What you will do:
Scan the records for "icon". Report each line that includes it.

Records:
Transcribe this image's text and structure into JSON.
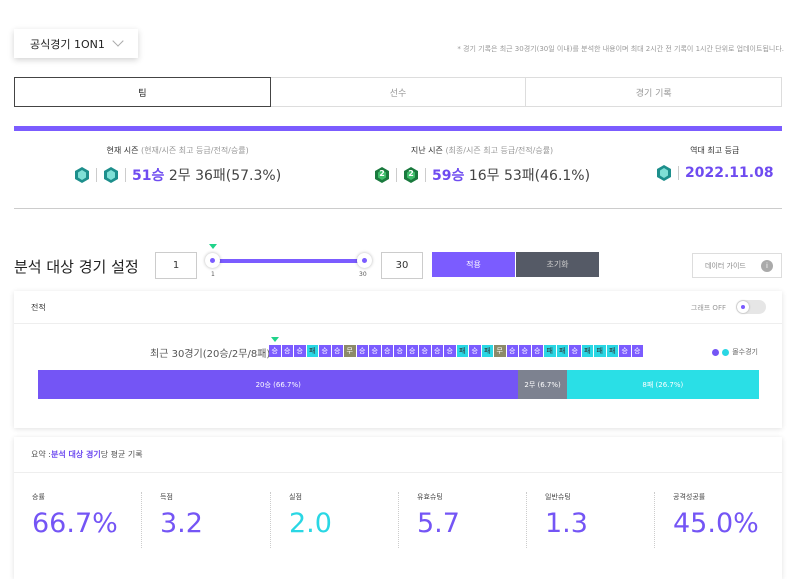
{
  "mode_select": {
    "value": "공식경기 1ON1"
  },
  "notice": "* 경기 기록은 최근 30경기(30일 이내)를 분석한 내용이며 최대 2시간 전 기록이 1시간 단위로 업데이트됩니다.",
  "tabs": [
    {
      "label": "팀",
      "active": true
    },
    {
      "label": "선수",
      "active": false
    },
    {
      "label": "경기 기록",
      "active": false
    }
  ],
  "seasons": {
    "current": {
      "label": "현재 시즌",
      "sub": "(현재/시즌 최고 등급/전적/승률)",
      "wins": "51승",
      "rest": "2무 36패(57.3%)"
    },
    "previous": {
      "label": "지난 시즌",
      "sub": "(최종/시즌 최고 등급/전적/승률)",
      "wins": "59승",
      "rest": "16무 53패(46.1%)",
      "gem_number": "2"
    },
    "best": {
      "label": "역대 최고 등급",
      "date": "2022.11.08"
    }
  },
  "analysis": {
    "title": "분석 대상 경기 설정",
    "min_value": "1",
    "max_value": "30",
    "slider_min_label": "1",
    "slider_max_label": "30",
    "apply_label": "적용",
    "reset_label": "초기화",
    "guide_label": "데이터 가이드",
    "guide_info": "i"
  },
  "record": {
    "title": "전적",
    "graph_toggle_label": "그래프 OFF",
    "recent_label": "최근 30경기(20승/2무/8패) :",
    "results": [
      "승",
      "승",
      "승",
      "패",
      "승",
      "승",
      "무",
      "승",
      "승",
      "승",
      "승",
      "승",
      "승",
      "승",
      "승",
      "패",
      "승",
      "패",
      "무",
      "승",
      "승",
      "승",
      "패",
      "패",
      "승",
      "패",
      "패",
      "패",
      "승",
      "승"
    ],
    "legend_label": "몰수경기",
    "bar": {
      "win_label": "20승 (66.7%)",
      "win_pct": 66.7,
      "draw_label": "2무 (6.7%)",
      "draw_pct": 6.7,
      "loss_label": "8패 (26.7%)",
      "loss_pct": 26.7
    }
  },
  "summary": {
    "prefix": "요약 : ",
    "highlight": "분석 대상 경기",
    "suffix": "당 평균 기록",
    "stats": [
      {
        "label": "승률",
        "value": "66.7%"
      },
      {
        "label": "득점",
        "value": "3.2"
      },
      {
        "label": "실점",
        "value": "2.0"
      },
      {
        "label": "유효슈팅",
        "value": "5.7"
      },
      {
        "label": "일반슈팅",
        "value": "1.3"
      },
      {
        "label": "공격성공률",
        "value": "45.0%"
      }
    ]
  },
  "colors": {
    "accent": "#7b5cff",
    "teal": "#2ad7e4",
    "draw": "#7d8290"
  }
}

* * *

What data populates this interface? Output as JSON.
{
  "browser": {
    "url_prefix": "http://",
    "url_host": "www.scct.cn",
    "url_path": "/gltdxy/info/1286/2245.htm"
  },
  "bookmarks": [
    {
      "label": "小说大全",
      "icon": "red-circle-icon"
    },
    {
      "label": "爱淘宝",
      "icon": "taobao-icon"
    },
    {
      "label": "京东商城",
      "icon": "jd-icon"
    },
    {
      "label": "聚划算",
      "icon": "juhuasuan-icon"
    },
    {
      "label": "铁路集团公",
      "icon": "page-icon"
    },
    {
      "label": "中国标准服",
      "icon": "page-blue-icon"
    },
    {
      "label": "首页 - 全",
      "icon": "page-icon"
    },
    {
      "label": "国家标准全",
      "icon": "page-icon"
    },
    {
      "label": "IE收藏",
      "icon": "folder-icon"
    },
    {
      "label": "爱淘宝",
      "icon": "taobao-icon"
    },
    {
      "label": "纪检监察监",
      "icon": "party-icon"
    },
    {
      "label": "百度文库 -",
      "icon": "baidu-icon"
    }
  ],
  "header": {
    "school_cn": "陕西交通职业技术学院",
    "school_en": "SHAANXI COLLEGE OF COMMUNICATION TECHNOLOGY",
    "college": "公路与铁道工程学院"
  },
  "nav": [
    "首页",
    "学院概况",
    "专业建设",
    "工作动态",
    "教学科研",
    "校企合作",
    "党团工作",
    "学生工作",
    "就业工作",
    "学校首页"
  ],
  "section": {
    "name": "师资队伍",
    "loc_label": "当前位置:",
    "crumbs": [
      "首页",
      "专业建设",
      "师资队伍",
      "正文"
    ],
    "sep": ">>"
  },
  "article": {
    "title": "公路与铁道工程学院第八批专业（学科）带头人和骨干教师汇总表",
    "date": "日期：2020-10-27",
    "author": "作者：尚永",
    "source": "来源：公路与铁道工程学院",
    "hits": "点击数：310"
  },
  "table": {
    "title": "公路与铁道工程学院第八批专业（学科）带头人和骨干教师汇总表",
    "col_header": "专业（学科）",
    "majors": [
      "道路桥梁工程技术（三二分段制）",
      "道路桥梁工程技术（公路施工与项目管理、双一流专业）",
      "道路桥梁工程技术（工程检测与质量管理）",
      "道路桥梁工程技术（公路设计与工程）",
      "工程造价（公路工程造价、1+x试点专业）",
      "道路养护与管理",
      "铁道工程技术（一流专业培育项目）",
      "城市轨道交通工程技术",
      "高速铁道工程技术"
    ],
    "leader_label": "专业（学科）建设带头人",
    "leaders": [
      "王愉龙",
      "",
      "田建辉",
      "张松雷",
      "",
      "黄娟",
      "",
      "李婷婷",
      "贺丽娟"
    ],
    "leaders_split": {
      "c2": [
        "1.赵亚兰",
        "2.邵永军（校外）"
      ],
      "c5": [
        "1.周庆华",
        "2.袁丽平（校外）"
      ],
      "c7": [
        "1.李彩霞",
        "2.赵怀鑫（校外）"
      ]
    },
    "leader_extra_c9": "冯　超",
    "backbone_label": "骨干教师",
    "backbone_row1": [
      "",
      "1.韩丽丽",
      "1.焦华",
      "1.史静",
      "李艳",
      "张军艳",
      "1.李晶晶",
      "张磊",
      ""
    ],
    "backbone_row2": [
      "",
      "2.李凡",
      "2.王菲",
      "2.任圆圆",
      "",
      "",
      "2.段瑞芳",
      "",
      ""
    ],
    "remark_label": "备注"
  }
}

Your response:
      "icon": "red-circle-icon"
      "icon": "taobao-icon"
      "icon": "jd-icon"
      "icon": "juhuasuan-icon"
      "icon": "page-icon"
      "icon": "page-blue-icon"
      "icon": "page-icon"
      "icon": "page-icon"
      "icon": "folder-icon"
      "icon": "taobao-icon"
      "icon": "party-icon"
      "icon": "baidu-icon"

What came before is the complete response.